January 20, 2001
Tehran EVER since 1997, when Muhammad Khatami was elected Iran's president,
the European Union has tried to avoid criticising the country in a way
that might play into the hands of the conservative clerics who oppose the
president's efforts to turn it into a nicer place. But the EU's discretion
could not survive the verdicts handed down on January 13th, when eight
well-known supporters of the president were given shockingly long prison
sentences by a hardline judge, mostly for what they had said, or perhaps
The crimes of most of them were committed not in Iran but in Germany,

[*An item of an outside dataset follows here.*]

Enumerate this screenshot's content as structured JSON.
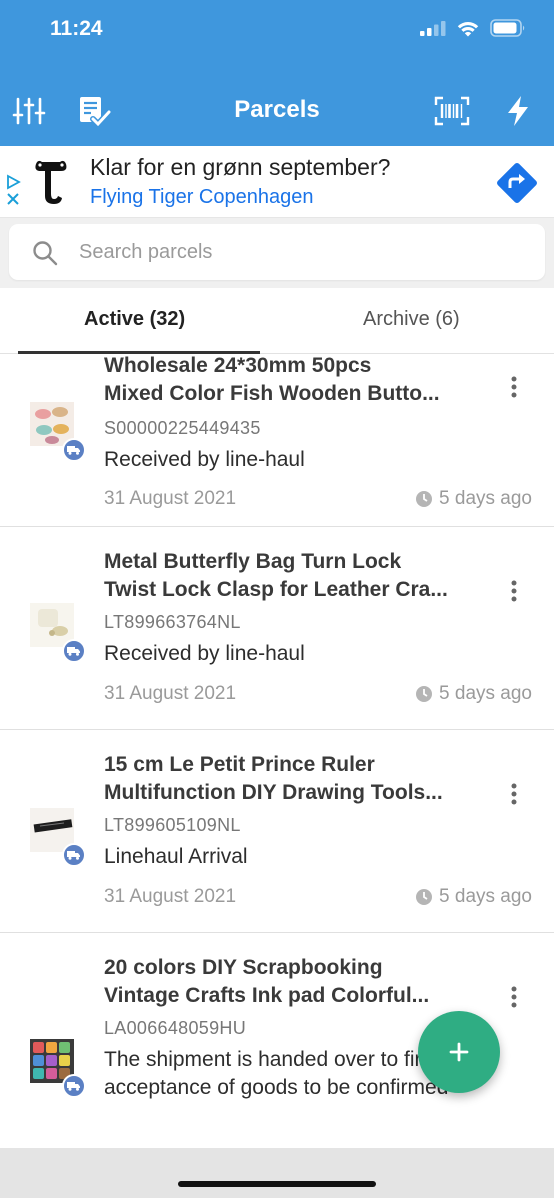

at a conference organised by an affiliate of the Green Party, a junior
partner in the government. Making matters even more awkward, one of the
convicted, Said Sadr, worked as a translator for the German embassy in

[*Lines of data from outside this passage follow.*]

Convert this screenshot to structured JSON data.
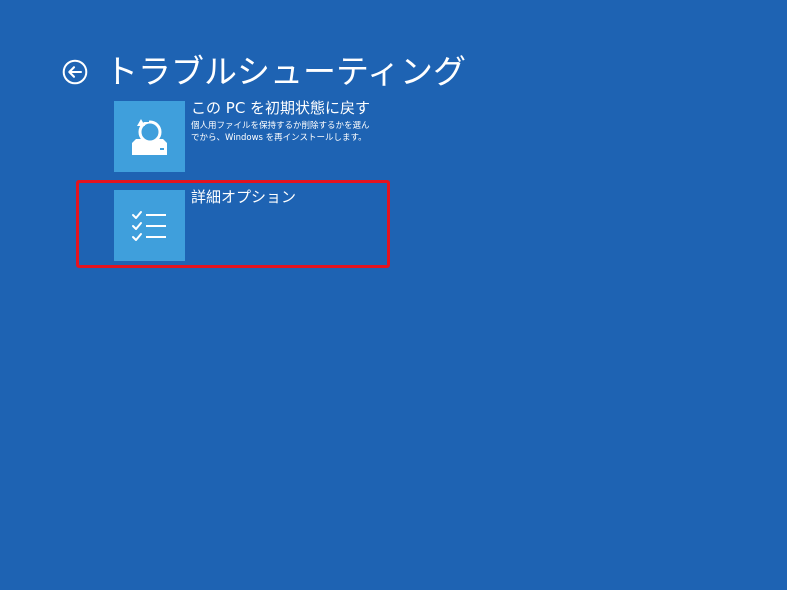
{
  "header": {
    "back_icon": "back-arrow-circle-icon",
    "title": "トラブルシューティング"
  },
  "options": [
    {
      "icon": "reset-pc-icon",
      "title": "この PC を初期状態に戻す",
      "description": "個人用ファイルを保持するか削除するかを選んでから、Windows を再インストールします。"
    },
    {
      "icon": "checklist-icon",
      "title": "詳細オプション",
      "description": ""
    }
  ],
  "colors": {
    "background": "#1e63b3",
    "tile": "#3f9fdc",
    "highlight": "#e5131f",
    "text": "#ffffff"
  }
}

Tehran. So it was probably with mixed feelings that Joschka Fischer, who
is both foreign minister and a leading figure in the Green Party, summoned
Iran's ambassador in Berlin for a dressing down at the weekend. On January
16th, the EU itself deplored the "harsh verdicts".
One of the reasons for Mr Khatami's popularity at home is the way he
has gone about improving his country's previously fraught relations with
European countries. He was applauded last year, when he became the first
Iranian leader to visit Germany and France since the 1979 Islamic revolution.
Now, with a presidential election scheduled for June, the conservatives
may be trying to sabotage his foreign-policy achievements--although the
hardliners railing piously against Mr Fischer's words of protest are indubitably
in favour of good relations with Germany, one of Iran's largest trading
partners. What they do not like is Mr Khatami reaping the benefits.
It is not the first time that Iran's judicial system has damaged Mr
Khatami's friendship with the EU. Last year's conviction of Iranian Jews
on flimsy charges of espionage led Britain's foreign minister to drop plans
for a visit. On January 15th, Gerhard Schroder, Germany's chancellor, reassured
Mr Khatami that he had not abandoned plans to come to Tehran. But the severity
of the sentences make it unlikely that Mr Schroder will consent to make
Mr Khatami look statesmanlike in the near future, and certainly not before
The EU agrees broadly with the reformists' contention that the trial
was a crude put-up job, designed to put some of Mr Khatami's most influential
supporters behind bars. No one denies that the Berlin conference, which
was supposed to be a platform for Iran-based reformists, degenerated into
a rowdy rally by dissident exiles. A woman offended Iran's Islamic proprieties
by dancing, and a man stripped to show scars from a torture session. But
Iran's (conservative-run) state television whipped up the furore by endlessly
broadcasting offending images, while ignoring footage that reflected much
better on the Iran-based lot.
The verdicts have a strong political smell to them. Some moderates were
let off, but of the 14 defendants who actually attended the conference,
the judge found seven guilty of setting up "a group aiming to destroy
national security". Two other defendants, Khalil Rostamkhani and Mr
Sadr, had little to do with the conference, and neither took part in it.
But that did not stop them being sentenced respectively to eight and ten
years in jail for handling dissident literature: they are old communists,
and the regime loathes old communists.
No one was surprised that Akbar Ganji was sentenced to ten years in
prison, and a further five years' internal exile; he has done more than
any other journalist to reveal the guilty secrets of senior members of
the regime. And Ali Afshari, who was handed a five-year jail sentence,
is a firebrand student leader who has been so bold as to question the infallibility
of Iran's supreme leader.